• [Problem requirements] Tally the lines of the data that include the word "ORDERS" and state the total, nothing else.

• [Element data from apps and pages]
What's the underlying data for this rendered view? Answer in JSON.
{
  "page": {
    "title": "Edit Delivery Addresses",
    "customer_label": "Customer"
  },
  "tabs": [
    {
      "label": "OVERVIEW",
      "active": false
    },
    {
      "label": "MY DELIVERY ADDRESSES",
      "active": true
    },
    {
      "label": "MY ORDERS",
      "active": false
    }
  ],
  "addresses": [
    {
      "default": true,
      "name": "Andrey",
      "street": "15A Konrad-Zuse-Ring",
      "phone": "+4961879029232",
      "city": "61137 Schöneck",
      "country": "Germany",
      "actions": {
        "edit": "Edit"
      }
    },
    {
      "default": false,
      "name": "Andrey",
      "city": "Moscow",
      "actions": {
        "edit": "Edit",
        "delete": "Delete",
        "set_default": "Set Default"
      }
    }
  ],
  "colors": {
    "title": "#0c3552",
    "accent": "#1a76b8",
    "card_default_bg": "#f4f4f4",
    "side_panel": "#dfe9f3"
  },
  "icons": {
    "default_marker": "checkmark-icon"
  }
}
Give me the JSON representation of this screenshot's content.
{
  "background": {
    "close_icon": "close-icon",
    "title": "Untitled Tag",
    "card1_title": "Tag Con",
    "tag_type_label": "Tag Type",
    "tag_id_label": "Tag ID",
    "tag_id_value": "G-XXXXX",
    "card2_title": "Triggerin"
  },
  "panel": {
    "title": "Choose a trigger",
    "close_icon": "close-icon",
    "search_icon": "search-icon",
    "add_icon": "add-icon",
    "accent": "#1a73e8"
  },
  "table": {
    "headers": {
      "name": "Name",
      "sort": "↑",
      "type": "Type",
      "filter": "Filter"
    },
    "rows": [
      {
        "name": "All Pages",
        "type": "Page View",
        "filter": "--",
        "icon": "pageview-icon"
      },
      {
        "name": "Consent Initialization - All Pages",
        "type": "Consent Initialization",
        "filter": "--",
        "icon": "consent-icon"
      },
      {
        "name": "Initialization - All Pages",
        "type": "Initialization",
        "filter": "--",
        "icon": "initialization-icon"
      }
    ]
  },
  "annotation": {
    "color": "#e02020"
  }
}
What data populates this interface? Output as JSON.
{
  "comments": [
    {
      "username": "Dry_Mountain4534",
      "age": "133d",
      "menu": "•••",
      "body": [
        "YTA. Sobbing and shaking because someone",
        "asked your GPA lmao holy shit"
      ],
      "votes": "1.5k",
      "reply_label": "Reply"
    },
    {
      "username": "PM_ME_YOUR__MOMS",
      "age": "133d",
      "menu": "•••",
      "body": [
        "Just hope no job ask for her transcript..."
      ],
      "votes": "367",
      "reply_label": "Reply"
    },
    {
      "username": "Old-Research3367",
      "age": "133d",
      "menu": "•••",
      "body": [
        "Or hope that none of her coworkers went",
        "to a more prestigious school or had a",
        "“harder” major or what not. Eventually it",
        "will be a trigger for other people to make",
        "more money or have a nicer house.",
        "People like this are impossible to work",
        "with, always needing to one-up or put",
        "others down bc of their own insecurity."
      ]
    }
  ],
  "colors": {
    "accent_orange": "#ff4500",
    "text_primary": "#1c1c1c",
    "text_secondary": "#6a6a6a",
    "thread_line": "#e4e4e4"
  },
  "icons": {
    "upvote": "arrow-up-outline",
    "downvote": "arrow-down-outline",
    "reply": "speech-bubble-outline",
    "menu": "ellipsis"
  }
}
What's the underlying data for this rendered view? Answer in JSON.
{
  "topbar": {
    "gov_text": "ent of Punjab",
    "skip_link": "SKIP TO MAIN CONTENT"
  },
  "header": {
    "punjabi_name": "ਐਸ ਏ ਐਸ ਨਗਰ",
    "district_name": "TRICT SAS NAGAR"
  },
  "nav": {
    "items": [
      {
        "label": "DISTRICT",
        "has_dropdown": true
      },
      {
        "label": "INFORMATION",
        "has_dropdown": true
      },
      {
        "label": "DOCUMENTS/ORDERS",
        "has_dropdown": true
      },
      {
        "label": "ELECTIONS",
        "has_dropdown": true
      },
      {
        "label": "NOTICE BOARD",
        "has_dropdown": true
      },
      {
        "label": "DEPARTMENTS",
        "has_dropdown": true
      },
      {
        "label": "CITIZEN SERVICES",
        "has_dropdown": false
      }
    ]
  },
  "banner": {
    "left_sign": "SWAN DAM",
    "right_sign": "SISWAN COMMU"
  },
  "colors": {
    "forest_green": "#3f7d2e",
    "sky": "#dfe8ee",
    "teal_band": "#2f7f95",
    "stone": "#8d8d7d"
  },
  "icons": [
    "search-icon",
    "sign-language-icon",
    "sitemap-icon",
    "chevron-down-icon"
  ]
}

• [Completed task] 2